This trend of democratic decline has been accompanied by a rise in the appeal of the strongman governance model, a type of goal-oriented leadership that ignores democratic processes and norms.
“As prime minister, only I could truly understand the weight of the responsibility that fell on my shoulders, and no one else,” Morrison said.
“And as a result, I made decisions that I felt I needed to make.”
This statement strongly echoes the inaugural speech of former US President Donald Trump, in which he presented a dystopian vision of American society and stated: “I alone can fix this.”

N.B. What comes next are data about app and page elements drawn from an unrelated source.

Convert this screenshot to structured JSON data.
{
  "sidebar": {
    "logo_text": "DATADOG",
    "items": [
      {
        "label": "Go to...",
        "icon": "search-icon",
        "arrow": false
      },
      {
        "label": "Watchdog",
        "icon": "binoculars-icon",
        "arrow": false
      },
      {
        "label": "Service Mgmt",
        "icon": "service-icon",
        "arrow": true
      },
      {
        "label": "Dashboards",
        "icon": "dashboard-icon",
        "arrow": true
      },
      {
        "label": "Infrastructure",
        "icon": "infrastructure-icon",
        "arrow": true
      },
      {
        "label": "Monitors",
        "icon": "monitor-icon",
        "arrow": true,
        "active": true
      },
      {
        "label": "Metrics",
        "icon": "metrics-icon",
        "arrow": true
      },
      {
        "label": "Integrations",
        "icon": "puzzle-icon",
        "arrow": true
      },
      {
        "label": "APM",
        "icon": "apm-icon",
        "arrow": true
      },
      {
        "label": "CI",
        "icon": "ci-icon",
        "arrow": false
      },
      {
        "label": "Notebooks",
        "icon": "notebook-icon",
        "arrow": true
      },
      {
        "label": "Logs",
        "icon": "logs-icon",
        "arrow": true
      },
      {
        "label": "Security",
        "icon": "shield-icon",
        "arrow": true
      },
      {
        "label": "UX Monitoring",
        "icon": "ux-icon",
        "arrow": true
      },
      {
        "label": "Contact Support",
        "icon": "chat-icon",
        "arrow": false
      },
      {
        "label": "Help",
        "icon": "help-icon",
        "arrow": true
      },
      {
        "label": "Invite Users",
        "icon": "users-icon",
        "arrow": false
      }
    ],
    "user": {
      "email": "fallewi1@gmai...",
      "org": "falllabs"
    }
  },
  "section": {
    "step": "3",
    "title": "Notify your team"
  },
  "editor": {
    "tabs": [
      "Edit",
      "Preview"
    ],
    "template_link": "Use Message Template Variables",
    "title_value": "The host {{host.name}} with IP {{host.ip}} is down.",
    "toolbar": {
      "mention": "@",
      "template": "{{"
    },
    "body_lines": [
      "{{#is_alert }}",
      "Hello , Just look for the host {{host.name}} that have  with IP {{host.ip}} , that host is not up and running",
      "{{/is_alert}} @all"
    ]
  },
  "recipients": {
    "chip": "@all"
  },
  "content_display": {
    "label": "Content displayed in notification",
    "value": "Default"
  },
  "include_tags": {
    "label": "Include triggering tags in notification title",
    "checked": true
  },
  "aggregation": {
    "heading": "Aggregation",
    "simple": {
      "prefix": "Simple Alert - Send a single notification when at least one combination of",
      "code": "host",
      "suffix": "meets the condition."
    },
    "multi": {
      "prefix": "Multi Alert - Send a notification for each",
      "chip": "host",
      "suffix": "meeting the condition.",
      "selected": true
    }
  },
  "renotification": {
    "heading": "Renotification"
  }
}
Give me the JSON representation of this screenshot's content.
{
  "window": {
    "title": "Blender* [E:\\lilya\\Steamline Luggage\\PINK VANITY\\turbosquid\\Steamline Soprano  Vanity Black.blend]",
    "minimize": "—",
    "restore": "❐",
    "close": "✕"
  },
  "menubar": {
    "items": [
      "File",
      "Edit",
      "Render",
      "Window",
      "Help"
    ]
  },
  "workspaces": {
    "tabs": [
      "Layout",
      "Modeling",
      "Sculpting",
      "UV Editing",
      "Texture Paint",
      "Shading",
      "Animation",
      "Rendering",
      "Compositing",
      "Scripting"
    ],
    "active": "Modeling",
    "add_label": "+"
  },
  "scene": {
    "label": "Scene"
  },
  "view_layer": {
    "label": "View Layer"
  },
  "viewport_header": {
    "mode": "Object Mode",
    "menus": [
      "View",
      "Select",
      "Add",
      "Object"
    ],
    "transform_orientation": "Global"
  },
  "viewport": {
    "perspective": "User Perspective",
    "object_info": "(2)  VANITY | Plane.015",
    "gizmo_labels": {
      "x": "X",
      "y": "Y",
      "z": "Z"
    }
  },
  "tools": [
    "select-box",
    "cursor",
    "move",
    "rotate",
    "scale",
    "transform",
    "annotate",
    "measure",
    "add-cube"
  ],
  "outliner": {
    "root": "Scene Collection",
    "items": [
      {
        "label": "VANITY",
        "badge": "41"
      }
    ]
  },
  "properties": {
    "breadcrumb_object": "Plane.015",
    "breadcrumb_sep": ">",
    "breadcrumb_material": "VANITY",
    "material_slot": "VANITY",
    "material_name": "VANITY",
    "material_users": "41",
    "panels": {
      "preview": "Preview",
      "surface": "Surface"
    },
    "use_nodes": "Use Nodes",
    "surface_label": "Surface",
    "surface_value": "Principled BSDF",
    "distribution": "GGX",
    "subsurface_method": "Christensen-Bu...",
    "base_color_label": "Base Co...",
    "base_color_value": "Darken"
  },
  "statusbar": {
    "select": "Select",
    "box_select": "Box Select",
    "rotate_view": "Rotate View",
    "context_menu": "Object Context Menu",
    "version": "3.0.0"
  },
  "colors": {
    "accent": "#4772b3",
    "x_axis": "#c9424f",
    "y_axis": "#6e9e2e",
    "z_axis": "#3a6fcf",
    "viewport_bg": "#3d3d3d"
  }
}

The erosion of trust in elected officials and the perception or actual occurrence of corruption provided an opportunity for anti-democratic forces to capture the discontented and disenfranchised.
I am not suggesting that exposure of Morrison’s secret portfolios will lead to a surge in far-right, anti-government and anti-democratic extremism. Extremism and polarization do not emerge all at once, but gradually, over time.
However, the behavior of elected officials, especially their honesty and transparency, or lack thereof, determines the health of our democracy. When people do not see themselves as represented in mainstream politics, see their politicians as corrupt or untrustworthy, and can no longer trust government institutions and leaders, they either relinquish their obligations as democratic citizens or look for alternatives. Some of them are radical, legitimizing violence and further delegitimizing democracy.
We have seen in the past that crises such as the pandemic have been used as opportunities to strengthen executive power in both non-democratic and democratic countries.
Some anti-democratic movements in Australia, especially those that emerged during Canberra’s response to the pandemic, are already arguing that Morrison’s clandestine ministerial appointments were evidence of what they say has been going on all along – a “secret cabal” controlling our lives and COVID. -19 measures that were attempts at authoritarian control.
Speaking to reporters, Morrison has repeatedly stated that his ministerial appointments are in fact a form of emergency powers. But in democracies, a state of emergency must be officially declared, and its acceptance of additional portfolios was not.
Morrison also argues that since he did not use these powers, there is no cause for concern and that since he was elected Prime Minister, his actions showed that he did not act in an undemocratic or illegal manner. But democracies are more than elections, they are based on norms and principles that we cannot always legislate, but that all citizens, especially elected leaders, must abide by.
That’s why it’s so important that both sides of the government condemn Morrison’s actions almost universally.
Not politicizing the issue will limit the damage from Morrison’s covert maneuvers and blunt the opportunity for anti-democratic forces to capitalize on this episode. Unlike the US Republican Party, which facilitated and justified Trump’s mendacity, the Coalition has so far resisted partisan defense.
This will go a long way in mitigating the damage.
Lydia Khalil is a research fellow at the Lowy Institute. Her book The Rise of the Far Right Is the New Global Extremism and a Threat to Democracy will be published by Penguin Books next week.